Day 3 (published 3 December 2020)
Data, Data, What To Do With The Data?
People usually don’t start to think about data until after they have set up loop and either run into a settings problem that they need help with, or they are getting ready for a Doctor’s appointment and realize they can’t hand over their PDM for the office to download.
You should think through your data strategy before switching to Loop. It is helpful to have a couple of weeks pre-Loop data, so if you are having strange blood glucose actions after changing to Loop, you have the same data in the same format to be able to compare to.
Do you absolutely have to have a data repository?
No, some people do quite fine without them. If you are someone who already adjusts their factors regularly and the tools you use for that will still be available while Looping, and you already have the reports you need for your Doctor or your Doctor doesn’t want reports, then you could forgo data storage/reporting.
Loop is going to store some data in Apple Health. There is some limited reporting (you can get your TDD for previous days out of the Apple Health app for example).
Why would I want to save my data?
Think through what you might need data for. If there is any chance that you might be asking the greater Looping community for help with settings, or help understanding why Loop did something, such as:
- “Why do I have a negative IOB?” or
- Why isn’t Loop recommending a bolus when I enter this meal?”
You will absolutely get the best and fastest help if you can post a screen shot of a NightScout site with all the data rendering turned on. You can still get some help by posting screen shots from Loop (if you capture them soon enough before they scroll off). But without Nightscout views, it tends to take a lot more back and forth. And some of the people who are the best at that type of help will ignore the posts without Nightscout screen shots, because it is just takes too much time to extract the required information to understand and help you correct what is going on.
Some options for saving/viewing your data
Tidepool: Some doctors’ offices use Tidepool for reporting. If your Doctors office uses Tidepool, you should continue feeding data to it. There is no cost to use Tidepool.
Nightscout: Nightscout is the preferred option in the DIY Looping communities for capturing data. It can be used in addition to Tidepool and Apple Health. Setting up and maintaining Nightscout will probably be a commitment of about 8 hours per year.
T1pal.com: There is one more option related to Nightscout data storage, which is a fee-for-service plan, t1pal.com. Pros: t1pal is as close to a “1 button setup” as possible. It will update your site, clear out your database, restart services and perform other troubleshooting. It saves you 8 hours each year that you otherwise have to devote to Nightscout. Cons: t1pal is a fee-for-service plan, billable monthly. Support for t1pal is done via email. See the link above for support expectations and service differences. Support from Nightscout and Loop FB groups is not necessarily available due to the differences in the service.

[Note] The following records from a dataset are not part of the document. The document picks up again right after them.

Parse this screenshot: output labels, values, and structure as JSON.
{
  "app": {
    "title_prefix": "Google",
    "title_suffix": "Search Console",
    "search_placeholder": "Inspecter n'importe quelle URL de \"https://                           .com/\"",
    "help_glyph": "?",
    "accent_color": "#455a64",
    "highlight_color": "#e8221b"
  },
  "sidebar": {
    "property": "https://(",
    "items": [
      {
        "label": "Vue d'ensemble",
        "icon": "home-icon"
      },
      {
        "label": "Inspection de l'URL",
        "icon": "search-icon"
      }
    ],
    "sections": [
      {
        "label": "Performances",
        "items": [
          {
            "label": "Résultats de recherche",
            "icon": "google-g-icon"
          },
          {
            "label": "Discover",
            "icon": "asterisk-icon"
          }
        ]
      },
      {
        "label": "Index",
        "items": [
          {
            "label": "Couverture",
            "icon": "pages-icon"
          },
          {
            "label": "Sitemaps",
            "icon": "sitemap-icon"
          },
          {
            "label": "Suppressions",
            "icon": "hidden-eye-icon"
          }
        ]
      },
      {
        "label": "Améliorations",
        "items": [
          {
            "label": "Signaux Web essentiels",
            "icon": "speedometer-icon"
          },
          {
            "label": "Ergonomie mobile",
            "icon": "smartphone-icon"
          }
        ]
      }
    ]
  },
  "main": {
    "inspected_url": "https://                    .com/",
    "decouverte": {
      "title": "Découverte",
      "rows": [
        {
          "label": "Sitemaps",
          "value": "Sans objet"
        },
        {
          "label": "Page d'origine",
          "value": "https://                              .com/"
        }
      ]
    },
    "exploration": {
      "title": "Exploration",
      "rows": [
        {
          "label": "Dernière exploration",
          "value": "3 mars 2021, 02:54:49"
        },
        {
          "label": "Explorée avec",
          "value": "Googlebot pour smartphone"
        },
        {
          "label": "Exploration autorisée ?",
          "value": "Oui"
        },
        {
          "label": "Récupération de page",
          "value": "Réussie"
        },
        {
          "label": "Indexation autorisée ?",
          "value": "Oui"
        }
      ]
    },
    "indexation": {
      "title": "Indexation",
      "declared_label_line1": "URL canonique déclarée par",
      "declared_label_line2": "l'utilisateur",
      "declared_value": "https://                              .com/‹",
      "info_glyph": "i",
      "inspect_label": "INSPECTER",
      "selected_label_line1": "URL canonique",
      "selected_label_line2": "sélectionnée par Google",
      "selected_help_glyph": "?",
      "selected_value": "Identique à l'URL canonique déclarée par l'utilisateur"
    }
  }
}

Take your time to think about what you need the data for, and whether you’d prefer a paid t1Pal or free Nightscout account, free Tidepool account, or perhaps no Nightscout account at all. A later post will point to build instructions for Nightscout and will suggest that you build the site and start feeding your CGM data to it in advance.
If you decide not to store your data in Nightscout, you can go fishing that day instead and reclaim a couple of hours. I would encourage you to think about the purpose Nightscout serves in the whole framework of Looping. If your Nightscout site is down, Loop will still work. Unless you are using it for remote monitoring, such as for a child that is away from the house, it generally is not a critical part of day-to-day Looping.